Who says crime doesn’t pay?
It’s undoubtedly one of the most fascinating stories ever to occur in England, perhaps even the world. It’s also a gem of a British film that’s too often overlooked …
Based on a true story, The Bank Job tells the amazing story of how a couple of blokes decide to rob a bank, but instead become an overnight sensation as the walkietalkie-robbers for stealing money, jewelry and … a ton of dirty secrets of the highest order that squares them off against a whole bunch of shady figures and powerful players.
Amongst those dirty secrets are explicit photos that could prove to be very bad for the British royal family, if this particular news were ever to see the light of day. There is also a little, black book holding the names of every single corrupt police officer and so much more. It is the beginning of a whirlwind of trouble …
Leader of the gang is a man named Terry leather played by none other than martial arts expert and British tough guy Jason Statham. He has to rally up a team with people he can trust, not only do to the job properly but to make sure they won’t double-cross him.
After a bit his team consists of a bunch of colorful characters who each bring something new to the table.

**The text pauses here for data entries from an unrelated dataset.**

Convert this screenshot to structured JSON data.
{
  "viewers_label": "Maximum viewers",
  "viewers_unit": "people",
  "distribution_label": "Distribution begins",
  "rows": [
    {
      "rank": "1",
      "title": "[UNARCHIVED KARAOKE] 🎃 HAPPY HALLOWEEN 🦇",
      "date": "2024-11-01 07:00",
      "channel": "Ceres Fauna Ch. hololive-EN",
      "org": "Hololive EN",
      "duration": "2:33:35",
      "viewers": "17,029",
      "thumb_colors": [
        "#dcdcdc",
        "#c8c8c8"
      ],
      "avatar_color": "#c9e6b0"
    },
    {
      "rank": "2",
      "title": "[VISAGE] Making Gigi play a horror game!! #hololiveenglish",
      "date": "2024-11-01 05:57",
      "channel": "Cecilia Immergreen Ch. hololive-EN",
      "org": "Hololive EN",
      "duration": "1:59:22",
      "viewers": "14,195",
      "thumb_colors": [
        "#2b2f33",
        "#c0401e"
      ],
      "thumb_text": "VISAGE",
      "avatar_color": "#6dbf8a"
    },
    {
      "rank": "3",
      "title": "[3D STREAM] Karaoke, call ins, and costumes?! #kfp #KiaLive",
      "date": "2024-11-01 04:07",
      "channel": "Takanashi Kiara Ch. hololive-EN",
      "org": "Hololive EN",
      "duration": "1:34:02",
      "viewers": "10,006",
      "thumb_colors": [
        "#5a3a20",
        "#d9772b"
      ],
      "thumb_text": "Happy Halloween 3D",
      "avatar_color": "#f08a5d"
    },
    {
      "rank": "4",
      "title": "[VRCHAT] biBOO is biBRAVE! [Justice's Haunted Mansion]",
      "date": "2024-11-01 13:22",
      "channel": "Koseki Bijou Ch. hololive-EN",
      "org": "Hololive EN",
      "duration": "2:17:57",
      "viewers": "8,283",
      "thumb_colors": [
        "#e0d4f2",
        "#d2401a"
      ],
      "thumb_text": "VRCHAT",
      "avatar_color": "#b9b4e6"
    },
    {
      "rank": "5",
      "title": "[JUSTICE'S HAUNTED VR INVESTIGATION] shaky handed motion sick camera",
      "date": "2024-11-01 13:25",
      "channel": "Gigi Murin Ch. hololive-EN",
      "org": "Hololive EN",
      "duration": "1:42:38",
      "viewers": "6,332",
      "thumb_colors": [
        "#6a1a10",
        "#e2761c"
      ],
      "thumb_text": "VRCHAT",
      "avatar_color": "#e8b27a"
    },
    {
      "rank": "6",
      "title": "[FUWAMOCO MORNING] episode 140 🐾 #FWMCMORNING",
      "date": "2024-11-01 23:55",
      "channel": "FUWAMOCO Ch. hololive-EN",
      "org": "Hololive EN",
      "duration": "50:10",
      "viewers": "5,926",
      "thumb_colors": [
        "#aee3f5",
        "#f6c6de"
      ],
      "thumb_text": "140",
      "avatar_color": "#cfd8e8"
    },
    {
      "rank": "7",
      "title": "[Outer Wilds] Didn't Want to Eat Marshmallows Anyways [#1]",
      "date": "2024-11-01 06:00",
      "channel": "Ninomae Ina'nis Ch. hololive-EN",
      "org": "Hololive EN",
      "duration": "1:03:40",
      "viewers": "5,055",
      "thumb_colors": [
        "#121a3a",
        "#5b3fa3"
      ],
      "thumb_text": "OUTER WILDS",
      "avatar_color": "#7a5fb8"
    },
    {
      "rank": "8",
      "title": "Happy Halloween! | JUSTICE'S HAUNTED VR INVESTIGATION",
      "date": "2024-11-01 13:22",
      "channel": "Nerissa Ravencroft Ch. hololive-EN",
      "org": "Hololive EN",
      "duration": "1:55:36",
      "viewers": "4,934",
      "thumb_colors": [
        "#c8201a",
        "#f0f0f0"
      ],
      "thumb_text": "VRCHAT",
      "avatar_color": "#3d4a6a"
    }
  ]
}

There is a crafty swindler who can get away with pretty much anything, a professional handyman with a nice set of tools, Terry’s best friends Kevin Swain and Daniel Mays of whom the latter is an amateur actor in porn movies (they do serve more than one purpose) and the only female on board, Martine Love – the always and even at older age super-beautiful Saffron Burrows – who is the man, excuse me, woman with the plan!
Of all of the aforementioned, actor James Faulkner takes the limelight. His gentleman presence, old age and wonderfully charming British accent makes you instantly care for the character and you’ll wonder why you haven’t heard of this actor before. He is, after all, so bloody good that you’d sure want to see him in other features as well.
As it goes, James Faulkner doesn’t enjoy the kind of career that has sparked much success (his biggest movie is Bridget Jones’s Diary … yuck!), but nevertheless he does shine a bright moment in his role of Guy Singer.
It’s also important to know that the names of the people who robbed the bank have been changed for the movie to protect the guilty (that’s right, you heard me right, protect the guilty!)
But it’s quite refreshing to see Jason Statham take on a role where he isn’t quite so tough. Usually, he sends cars flying in a massive ball of fire or simultaneously fights three bad guys without so much as a scratch. Not so much in this movie.
Here, Jason Statham is a normal everyday guy who only wants to do good by his family and have them live a prosper and secure life in the future. Granted, he is an ex-prisoner and untrustworthy car dealer, but a bad man he is clearly not.
As far as the movie is concerned, the beginning of it all might come across as a bit confusing as you’ll have to digest through a bit of information. You’ll see a chain of events that at first have nothing to with each other. Only later will you be able to connect the dots. It’s only after the team has been assembled that the movie really takes off!
In the end The Bank Job is a decent flick that neatly combines humor and drama, although it must be said that the drama takes the upper hand as we progress into the final half hour.
The characters, the storyline and the acting is never anything groundbreaking, but it does the job well and you’ll end up liking this movie despite its grim message that – at least for some involved – crime does in fact pay!
did you know?
Mick Jagger makes a cameo as a bank employee.
Give it to me straight:
The bank job tells a delightful story handing off a few decent jokes. Although it must be said that the positive energy at the start of the movie has all but perished once the drama kicks in. Nothing much you can do about it as you’re dealing with true events. Still, you’ll never be bored out of your wits as long as the movie endures.
Jason Statham plays one of his most interesting parts, mainly because this time he does not star as the big Hollywood hero who cannot be beaten in a fight and who’s the only one left standing once the credits roll. This time he plays a character of flesh and blood – the movie is after all based onto real events and so are the characters – and he manages to pull it off!
James Faulkner is certainly on par, although the actor remains an unfamiliar face in the business.
There are many bank robbery movies out there and – although this one doesn’t top the list and never will – it’ll still be enough to call it a cracker to enjoy …